The most crucial distinction between probation and house arrest is the nature of the two terms. Probation is an alternative to incarceration, where a probation officer usually supervises offenders for a period determined by the judge.

What is house arrest?

House arrest describes a specific type of probation in which offenders can spend their jail sentence at home, but they are subject to house arrest rules and ankle monitoring devices. Basically, you are on probation if you’re on house arrest, but you don’t have to be on house arrest to be on probation.

There are no predetermined decisions like there are for house arrest. The sentencing judge determines probation rules in both Mississippi and Tennessee. In addition, people on probation might not be required to report to a probation officer, but people on house arrest are required to do so. Offenders on house arrest must also wear an ankle device, while people on other types of probation do not have to do this.

What is Mississippi’s Intensive Supervision Program (ISP)?

House arrest in Mississippi is called Intensive Supervision Program (ISP). To be eligible for ISP, offenders must be convicted of a nonviolent crime and be a low risk to society — convictions for drug sales, violent offenses, sex crimes, or crimes involving a deadly weapon are never considered for ISP. In addition, an offender who has already served time for a felony cannot be considered for ISP.

Individuals on ISP must follow several rules:

  • Maintain employment if they are physically able to or maintain full-time student status
  • Be involved in supervised job searches
  • Pay compensation to their victim if deemed appropriate
  • Pay program fees of at least $80 per month
  • Cannot change their place of residence without the probation officer’s approval
  • Allow drug and alcohol searches of their home and comply with alcohol and drug testing as requested by the officer
  • Perform at least 10 hours of community service per month
  • Subject to a curfew

To ensure they are following their curfew, offenders must also wear an electronic ankle device that monitors their location. However, offenders don’t have to stay inside their homes the entire time they are on ISP. They can go to work, church, medical, and substance abuse treatment facilities.

What is house arrest like in Tennessee?

In most cases, Tennessee and Mississippi house arrest rules and eligibility are the same. Tennessee house arrest laws are similar to Mississippi’s, except house arrest in Tennessee is known as electronic ankle monitoring. Offenders must have committed a nonviolent crime and pose a low risk to society. They also have a curfew, are not confined to their home, can travel to other places, must submit to random drug tests, and may be subject to monthly community service hours and drug and alcohol abstinence.
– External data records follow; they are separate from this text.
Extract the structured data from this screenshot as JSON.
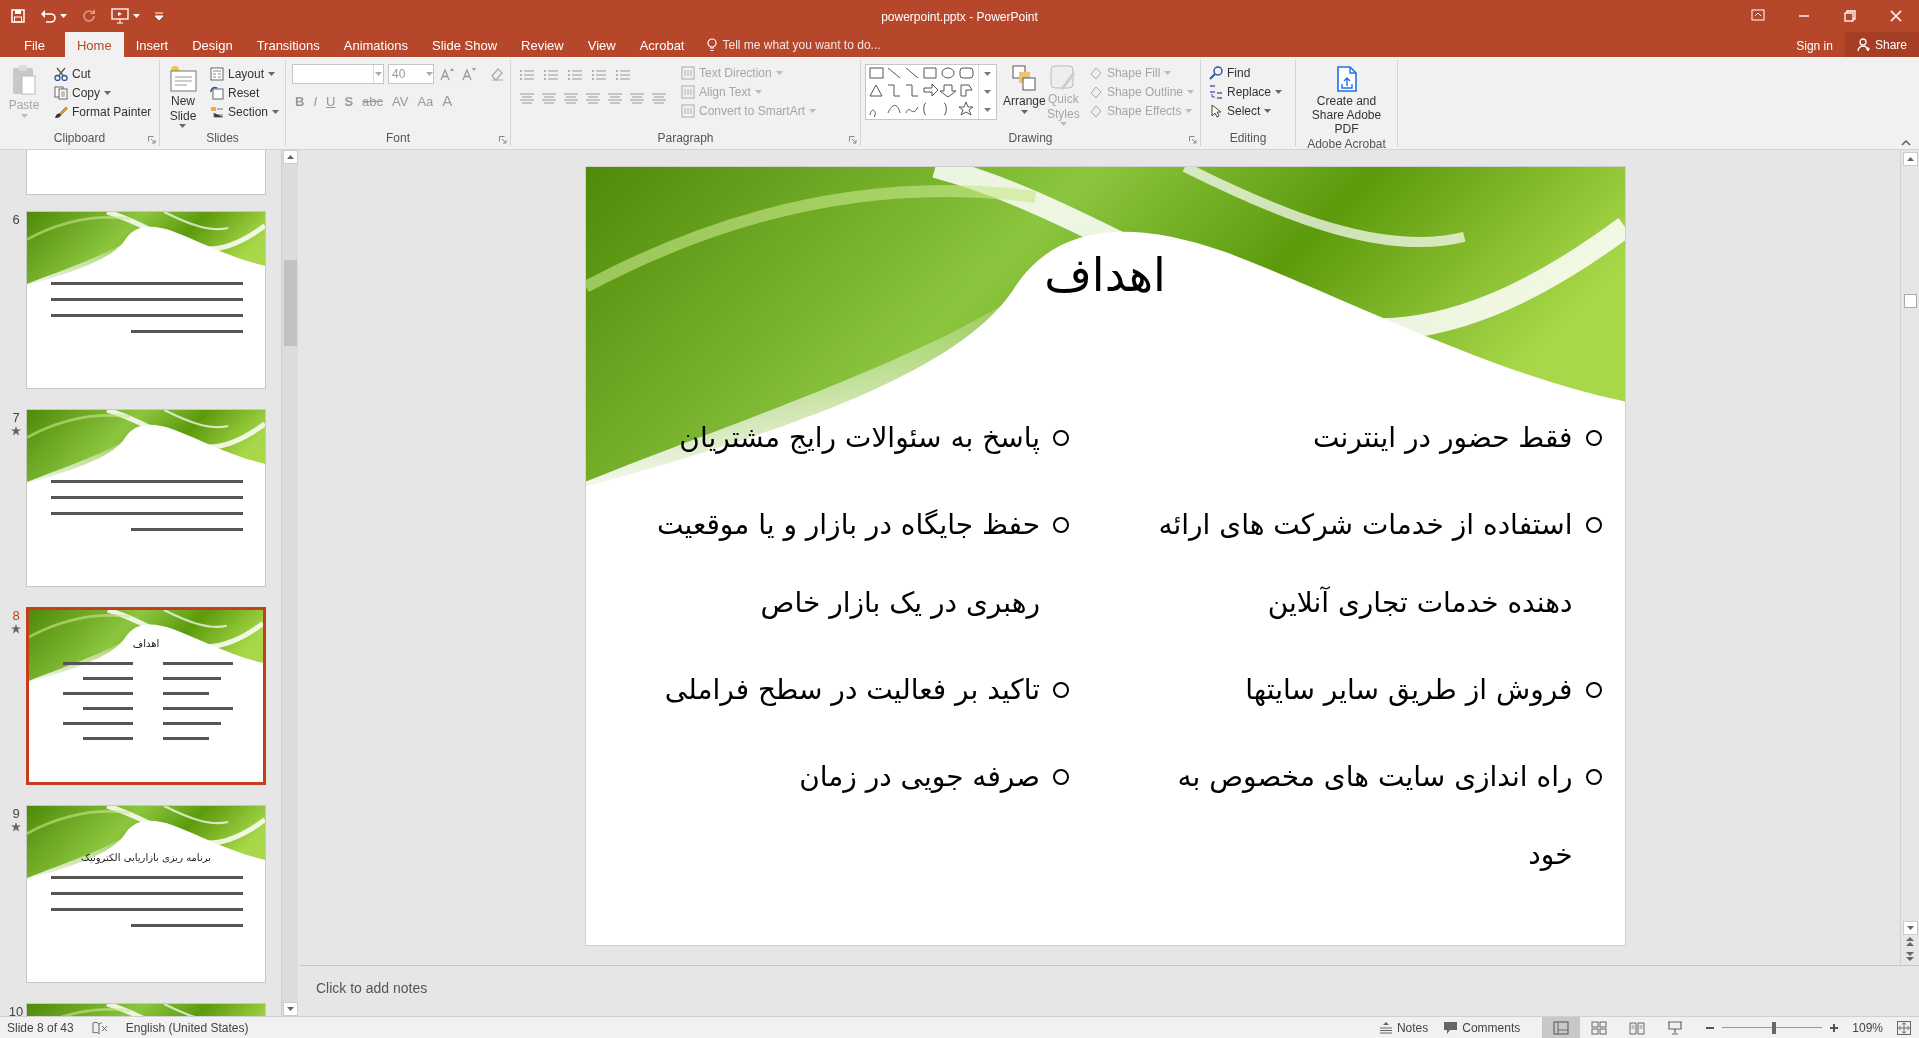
{
  "window": {
    "title": "powerpoint.pptx - PowerPoint"
  },
  "tabs": [
    {
      "label": "File",
      "selected": false
    },
    {
      "label": "Home",
      "selected": true
    },
    {
      "label": "Insert",
      "selected": false
    },
    {
      "label": "Design",
      "selected": false
    },
    {
      "label": "Transitions",
      "selected": false
    },
    {
      "label": "Animations",
      "selected": false
    },
    {
      "label": "Slide Show",
      "selected": false
    },
    {
      "label": "Review",
      "selected": false
    },
    {
      "label": "View",
      "selected": false
    },
    {
      "label": "Acrobat",
      "selected": false
    }
  ],
  "tell_me": {
    "placeholder": "Tell me what you want to do..."
  },
  "sign_in": "Sign in",
  "share": "Share",
  "clipboard": {
    "label": "Clipboard",
    "paste": {
      "label": "Paste",
      "disabled": true
    },
    "cut": "Cut",
    "copy": "Copy",
    "format_painter": "Format Painter"
  },
  "slides_group": {
    "label": "Slides",
    "new_slide": "New Slide",
    "layout": "Layout",
    "reset": "Reset",
    "section": "Section"
  },
  "font": {
    "label": "Font",
    "font_size": "40",
    "buttons": [
      "B",
      "I",
      "U",
      "S",
      "abc",
      "AV",
      "Aa",
      "A"
    ]
  },
  "paragraph": {
    "label": "Paragraph",
    "text_direction": {
      "label": "Text Direction",
      "disabled": true
    },
    "align_text": {
      "label": "Align Text",
      "disabled": true
    },
    "convert": {
      "label": "Convert to SmartArt",
      "disabled": true
    }
  },
  "drawing": {
    "label": "Drawing",
    "arrange": "Arrange",
    "quick_styles": {
      "label": "Quick Styles",
      "disabled": true
    },
    "shape_fill": {
      "label": "Shape Fill",
      "disabled": true
    },
    "shape_outline": {
      "label": "Shape Outline",
      "disabled": true
    },
    "shape_effects": {
      "label": "Shape Effects",
      "disabled": true
    }
  },
  "editing": {
    "label": "Editing",
    "find": "Find",
    "replace": "Replace",
    "select": "Select"
  },
  "acrobat": {
    "label": "Adobe Acrobat",
    "create": "Create and Share Adobe PDF"
  },
  "thumbnails": [
    {
      "number": "6",
      "animated": false,
      "selected": false
    },
    {
      "number": "7",
      "animated": true,
      "selected": false
    },
    {
      "number": "8",
      "animated": true,
      "selected": true,
      "title": "اهداف"
    },
    {
      "number": "9",
      "animated": true,
      "selected": false,
      "title": "برنامه ریزی بازاریابی الکترونیک"
    },
    {
      "number": "10",
      "animated": false,
      "selected": false
    }
  ],
  "slide": {
    "title": "اهداف",
    "columns": [
      {
        "bullets": [
          "فقط حضور در اینترنت",
          "استفاده از خدمات شرکت های ارائه دهنده خدمات تجاری آنلاین",
          "فروش از طریق سایر سایتها",
          "راه اندازی سایت های مخصوص به خود"
        ]
      },
      {
        "bullets": [
          "پاسخ به سئوالات رایج مشتریان",
          "حفظ جایگاه در بازار و یا موقعیت رهبری در یک بازار خاص",
          "تاکید بر فعالیت در سطح فراملی",
          "صرفه جویی در زمان"
        ]
      }
    ]
  },
  "notes": {
    "placeholder": "Click to add notes"
  },
  "status_bar": {
    "slide": "Slide 8 of 43",
    "language": "English (United States)",
    "notes": "Notes",
    "comments": "Comments",
    "views": [
      {
        "selected": true
      },
      {
        "selected": false
      },
      {
        "selected": false
      },
      {
        "selected": false
      }
    ],
    "zoom": {
      "level": 0.52
    },
    "zoom_reading": "109%"
  }
}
What can I do if I’m facing a criminal charge?

House arrest — or any type of probation — is better than incarceration, but it is not easy to obtain. It’s common for the court prosecutor to recommend an offender for probation, but only if the offender pleads guilty to the crime, which is often not ideal. To get the best outcome for your case, you need an experienced lawyer who knows how to handle the possibility of probation.

If you or a loved one need assistance obtaining probation, I am here to help. Call me at (662) 372-1622 to discuss how I can fight for your case.